I tend to be like Emily – this major part of her character is totally based on me – and it’s one of the reasons I’ve found it hard to be a retailer in a hobby store.

Imagine this scenario: A muggle (one who isn’t part of our hobby yet, who doesn’t know any good games and has no appreciation of “gaming” as a pastime) enters the store. “Wow, so many good looking games!” They’ll exclaim. Good start, good start. Coming up to the counter, they ask for Monopoly. Maybe it’s for a nephew’s birthday, but a lot of the times it’s for themselves, “to play with our friends once in a while”. It might be Talisman instead, or some minor card game. They’re looking for a fun experience – but to them, that mostly means playing games that they remember fondly due to nostalgia, it’s not actually about playing good games.

So I pick the just-like-X-only-better game, that I keep especially for these cases, and suggest this alternative instead. Talisman is nice and all, but maybe you’d like to try Runebound instead? Monopoly is fine, but how about Catan? Sometimes it works, most of the time it doesn’t, since people usually prefer to defer to what they already know, and, again, most of them don’t see gaming as worthwhile, and therefore don’t see any reason to invest time in learning a new game.

Therefore, you have to show them it IS worth it. You need to show them that the rules are easily digested, with a 30 seconds long explanation. You need to show them the cool pieces, with an open demo box you’re keeping for such occasions. You explain the problem with Monopoly – without being judgemental – and help them see why X is better than Y. This is a lot of work, and you must do it again and again, with every new muggle. And it’ll still work, like, 50% of the time, so a lot of customers will leave with Monopoly anyway, leaving you hoping that at least some of your words registered, and maybe some day they’ll think about trying new, better.

And still I did the whole explanation, with every new customer, until the very last day, because everyone needs to play better games, all the time – and in the end it was so draining, to care so much, that I had to close the shop.


Kidding!
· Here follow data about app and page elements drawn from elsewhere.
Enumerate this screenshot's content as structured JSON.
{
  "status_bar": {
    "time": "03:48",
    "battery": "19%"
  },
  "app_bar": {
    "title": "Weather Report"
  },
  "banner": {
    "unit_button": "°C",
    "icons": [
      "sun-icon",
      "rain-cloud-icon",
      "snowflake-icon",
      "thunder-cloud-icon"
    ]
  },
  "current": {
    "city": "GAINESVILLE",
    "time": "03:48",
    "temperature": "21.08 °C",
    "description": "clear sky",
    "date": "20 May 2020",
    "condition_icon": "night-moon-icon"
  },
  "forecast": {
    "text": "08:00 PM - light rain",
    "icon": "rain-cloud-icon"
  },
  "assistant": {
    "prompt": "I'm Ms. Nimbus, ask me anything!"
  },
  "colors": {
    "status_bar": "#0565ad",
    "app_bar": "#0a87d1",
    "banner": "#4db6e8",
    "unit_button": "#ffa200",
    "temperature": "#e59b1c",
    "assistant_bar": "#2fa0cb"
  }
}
We closed the shop because of completely financial reasons, relating mostly to importing games to Israel.
But caring all the time is kinda hard, anyway.